Wooden valve assembly from the balloon originally known as the "City of New York," later renamed the "Great Western." Constructed by T.S.C. Lowe in 1859, the balloon stood 200 feet tall from the keel of the lifeboat dangling beneath the basket to this valve at the very top of the envelope. The envelope was 130' in diameter, with a total capacity of 725.000 cubic feet of lifting gas. Work on the balloon began in July 1859, and was complete within 90 days. Inflation began at the New York City Crystal Palace, 42nd St. and 6th Avenue, on September 30, 1859. By November 16, Lowe was forced to apologize for the fact that inflation was still far from complete. The New York City gas system was apparently not equal to the task. Lowe renamed the balloon "Great Western" that fall, in response to the gigantic transatlantic steamer "Great Eastern," and placed it in storage. He accepted an offer from citizens of Philadelphia to host the inflation and flight of the balloon the following spring. The "Great Western" took to the air for the first time from Philadelphia in late June 1860. The controversial balloon burst during inflation on September 8, 1860. Attempts to fund the repair of the balloon, or the creation of a new envelope, failed. Portions of the fabric of the Great Western were used to construct the balloon "Enterprise," with which Lowe conducted his demonstrations of observation ballooning on the National Mall in 1861, and with which he made his first operational flights for the Union Army.
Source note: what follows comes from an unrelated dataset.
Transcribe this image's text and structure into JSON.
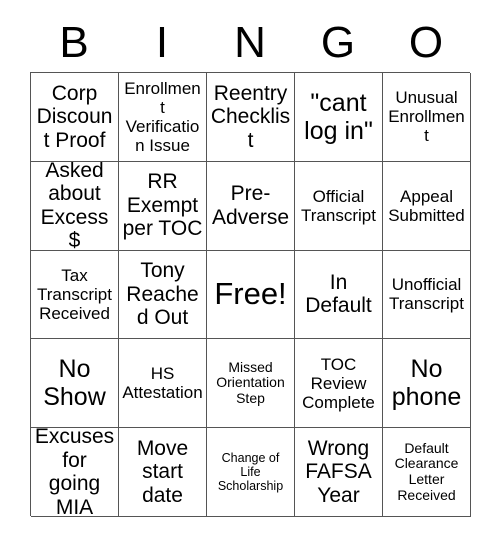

Donated by the Heirs of Thaddeus C. Lowe
Wooden valve assembly from the balloon originally known as the "City of New York," later renamed the "Great Western"; constructed by T.S.C. Lowe in 1859.